Paper No. 17-3
Presentation Time: 11:00 AM
SIMULATING MARINE AND GROUNDWATER INUNDATION ON A BARRIER ISLAND SETTING UNDER CHANGING SEA-LEVEL RISE SCENARIOS
Numerical modeling and geospatial techniques were used to assess the extent of groundwater and marine inundation on Bogue Banks barrier island (North Carolina) in response to future sea-level rise scenarios (0.2-1.4 m). Hydrogeologic data and groundwater levels collected from 29 wells across the island were used to build and calibrate a numerical model of the surficial aquifer on the island.

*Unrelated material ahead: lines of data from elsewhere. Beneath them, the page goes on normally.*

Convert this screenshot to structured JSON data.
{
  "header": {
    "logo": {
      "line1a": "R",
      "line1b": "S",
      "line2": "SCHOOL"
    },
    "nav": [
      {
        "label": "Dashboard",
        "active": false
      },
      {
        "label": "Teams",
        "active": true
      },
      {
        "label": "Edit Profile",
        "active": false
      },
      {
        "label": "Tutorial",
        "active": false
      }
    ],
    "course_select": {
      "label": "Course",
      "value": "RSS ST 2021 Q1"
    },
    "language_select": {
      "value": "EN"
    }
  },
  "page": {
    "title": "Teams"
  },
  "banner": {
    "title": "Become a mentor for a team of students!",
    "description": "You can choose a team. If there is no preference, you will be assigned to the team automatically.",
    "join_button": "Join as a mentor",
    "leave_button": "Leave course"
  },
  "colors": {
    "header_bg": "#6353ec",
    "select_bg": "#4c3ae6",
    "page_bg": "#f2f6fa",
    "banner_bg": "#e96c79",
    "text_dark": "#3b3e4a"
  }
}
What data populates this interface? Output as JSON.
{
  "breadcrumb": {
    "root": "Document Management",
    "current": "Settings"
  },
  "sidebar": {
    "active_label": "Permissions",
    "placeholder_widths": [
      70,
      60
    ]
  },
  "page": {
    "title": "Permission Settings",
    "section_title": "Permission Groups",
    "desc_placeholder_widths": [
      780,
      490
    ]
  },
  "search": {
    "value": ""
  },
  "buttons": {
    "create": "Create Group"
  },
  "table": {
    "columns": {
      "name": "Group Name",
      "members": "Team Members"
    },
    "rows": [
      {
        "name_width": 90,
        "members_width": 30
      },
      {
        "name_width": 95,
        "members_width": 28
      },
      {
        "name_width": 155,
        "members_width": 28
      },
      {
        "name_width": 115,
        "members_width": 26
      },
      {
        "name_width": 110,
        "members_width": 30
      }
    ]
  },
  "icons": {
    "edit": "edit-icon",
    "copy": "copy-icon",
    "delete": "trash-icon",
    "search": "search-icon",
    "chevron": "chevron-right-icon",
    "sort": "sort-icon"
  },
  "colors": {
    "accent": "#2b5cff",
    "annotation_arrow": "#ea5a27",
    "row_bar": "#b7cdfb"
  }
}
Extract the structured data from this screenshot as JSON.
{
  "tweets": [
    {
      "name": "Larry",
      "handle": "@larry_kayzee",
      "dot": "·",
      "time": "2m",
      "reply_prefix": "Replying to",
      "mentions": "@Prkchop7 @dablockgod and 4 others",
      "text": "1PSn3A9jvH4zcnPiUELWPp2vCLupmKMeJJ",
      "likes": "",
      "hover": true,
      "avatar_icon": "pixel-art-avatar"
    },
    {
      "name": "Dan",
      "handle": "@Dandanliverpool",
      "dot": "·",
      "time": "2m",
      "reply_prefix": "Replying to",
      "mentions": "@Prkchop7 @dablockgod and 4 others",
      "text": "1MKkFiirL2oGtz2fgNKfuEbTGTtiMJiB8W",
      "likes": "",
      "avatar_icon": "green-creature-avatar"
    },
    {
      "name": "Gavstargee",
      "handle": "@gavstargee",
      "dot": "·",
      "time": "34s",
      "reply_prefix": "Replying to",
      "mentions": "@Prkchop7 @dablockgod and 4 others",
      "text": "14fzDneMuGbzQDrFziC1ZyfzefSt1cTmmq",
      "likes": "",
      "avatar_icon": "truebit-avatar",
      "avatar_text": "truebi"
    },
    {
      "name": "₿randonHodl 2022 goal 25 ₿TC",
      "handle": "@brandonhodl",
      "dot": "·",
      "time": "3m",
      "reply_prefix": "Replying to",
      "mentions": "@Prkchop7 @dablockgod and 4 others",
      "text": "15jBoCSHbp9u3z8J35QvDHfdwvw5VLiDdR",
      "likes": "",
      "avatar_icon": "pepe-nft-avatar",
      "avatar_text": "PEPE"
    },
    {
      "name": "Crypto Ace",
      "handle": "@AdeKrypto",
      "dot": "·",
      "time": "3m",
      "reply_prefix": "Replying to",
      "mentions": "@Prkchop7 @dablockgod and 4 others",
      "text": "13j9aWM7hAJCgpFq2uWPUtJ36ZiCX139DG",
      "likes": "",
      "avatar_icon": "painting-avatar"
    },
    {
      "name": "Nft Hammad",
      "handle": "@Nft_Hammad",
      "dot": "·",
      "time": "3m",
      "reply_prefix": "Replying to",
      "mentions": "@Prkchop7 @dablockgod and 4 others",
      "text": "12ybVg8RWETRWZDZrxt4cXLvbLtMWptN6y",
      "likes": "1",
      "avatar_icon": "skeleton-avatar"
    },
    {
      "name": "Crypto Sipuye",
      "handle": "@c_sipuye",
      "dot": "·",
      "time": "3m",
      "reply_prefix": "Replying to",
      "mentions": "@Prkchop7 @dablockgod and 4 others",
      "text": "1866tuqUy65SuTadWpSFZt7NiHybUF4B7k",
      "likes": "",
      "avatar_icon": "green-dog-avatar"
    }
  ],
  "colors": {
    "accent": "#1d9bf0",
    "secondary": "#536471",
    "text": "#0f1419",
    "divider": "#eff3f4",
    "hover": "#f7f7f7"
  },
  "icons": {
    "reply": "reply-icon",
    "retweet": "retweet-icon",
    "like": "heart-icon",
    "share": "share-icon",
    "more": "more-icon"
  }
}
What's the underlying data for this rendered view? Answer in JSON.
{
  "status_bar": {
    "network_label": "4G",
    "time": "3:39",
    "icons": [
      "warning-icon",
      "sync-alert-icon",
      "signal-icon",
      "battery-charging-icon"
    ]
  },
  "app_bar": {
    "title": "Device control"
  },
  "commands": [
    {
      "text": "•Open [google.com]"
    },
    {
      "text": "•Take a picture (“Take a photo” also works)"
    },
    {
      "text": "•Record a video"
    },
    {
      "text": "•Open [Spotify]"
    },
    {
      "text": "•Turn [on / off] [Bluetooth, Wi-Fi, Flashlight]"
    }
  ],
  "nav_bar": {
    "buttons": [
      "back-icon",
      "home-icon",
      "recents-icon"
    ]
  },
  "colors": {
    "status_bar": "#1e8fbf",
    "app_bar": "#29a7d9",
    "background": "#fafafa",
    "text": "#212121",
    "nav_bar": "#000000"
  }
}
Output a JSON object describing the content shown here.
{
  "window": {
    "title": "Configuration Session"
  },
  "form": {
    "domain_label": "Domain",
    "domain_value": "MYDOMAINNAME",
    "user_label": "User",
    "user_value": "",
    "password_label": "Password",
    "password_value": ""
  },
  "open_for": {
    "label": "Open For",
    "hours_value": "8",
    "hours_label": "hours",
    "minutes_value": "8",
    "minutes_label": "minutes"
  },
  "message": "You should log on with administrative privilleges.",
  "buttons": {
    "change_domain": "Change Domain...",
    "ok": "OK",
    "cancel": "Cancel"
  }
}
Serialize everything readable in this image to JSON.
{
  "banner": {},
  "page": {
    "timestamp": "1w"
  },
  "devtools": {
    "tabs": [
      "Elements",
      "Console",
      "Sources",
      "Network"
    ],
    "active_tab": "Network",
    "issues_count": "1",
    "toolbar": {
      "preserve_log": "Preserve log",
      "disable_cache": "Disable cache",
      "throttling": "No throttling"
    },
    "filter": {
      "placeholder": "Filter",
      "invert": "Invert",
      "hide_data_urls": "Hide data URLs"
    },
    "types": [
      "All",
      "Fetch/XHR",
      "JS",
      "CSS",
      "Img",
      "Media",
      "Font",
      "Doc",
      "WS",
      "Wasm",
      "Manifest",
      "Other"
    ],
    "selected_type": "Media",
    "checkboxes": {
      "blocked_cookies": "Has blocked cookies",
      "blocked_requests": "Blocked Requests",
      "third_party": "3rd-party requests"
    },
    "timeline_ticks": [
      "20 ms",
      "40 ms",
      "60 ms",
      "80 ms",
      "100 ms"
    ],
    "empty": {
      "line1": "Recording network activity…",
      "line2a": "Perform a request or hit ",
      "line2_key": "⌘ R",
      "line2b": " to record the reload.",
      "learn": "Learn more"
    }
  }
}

The calibrated model was used to simulate the impact of sea-level rise on the water table under steady-state conditions. Geospatial techniques were then used to estimate the proportion of land lost to groundwater and/or marine inundation under the projected sea-level scenarios. Results reveal that marine and groundwater inundation would have comparable impacts, with between 7 and 22% of the land being lost to water under sea-level rise scenarios of ≤1.2 m. At extreme sea-level rise scenarios (1.4 m), the effects of groundwater inundation were far much greater than those of marine inundation (with land losses of 28% for marine inundation and 40% for groundwater inundation). As a consequence, groundwater inundation may therefore play an important role in management issues related to how climate change and sea-level rise may impact water resources in coastal communities.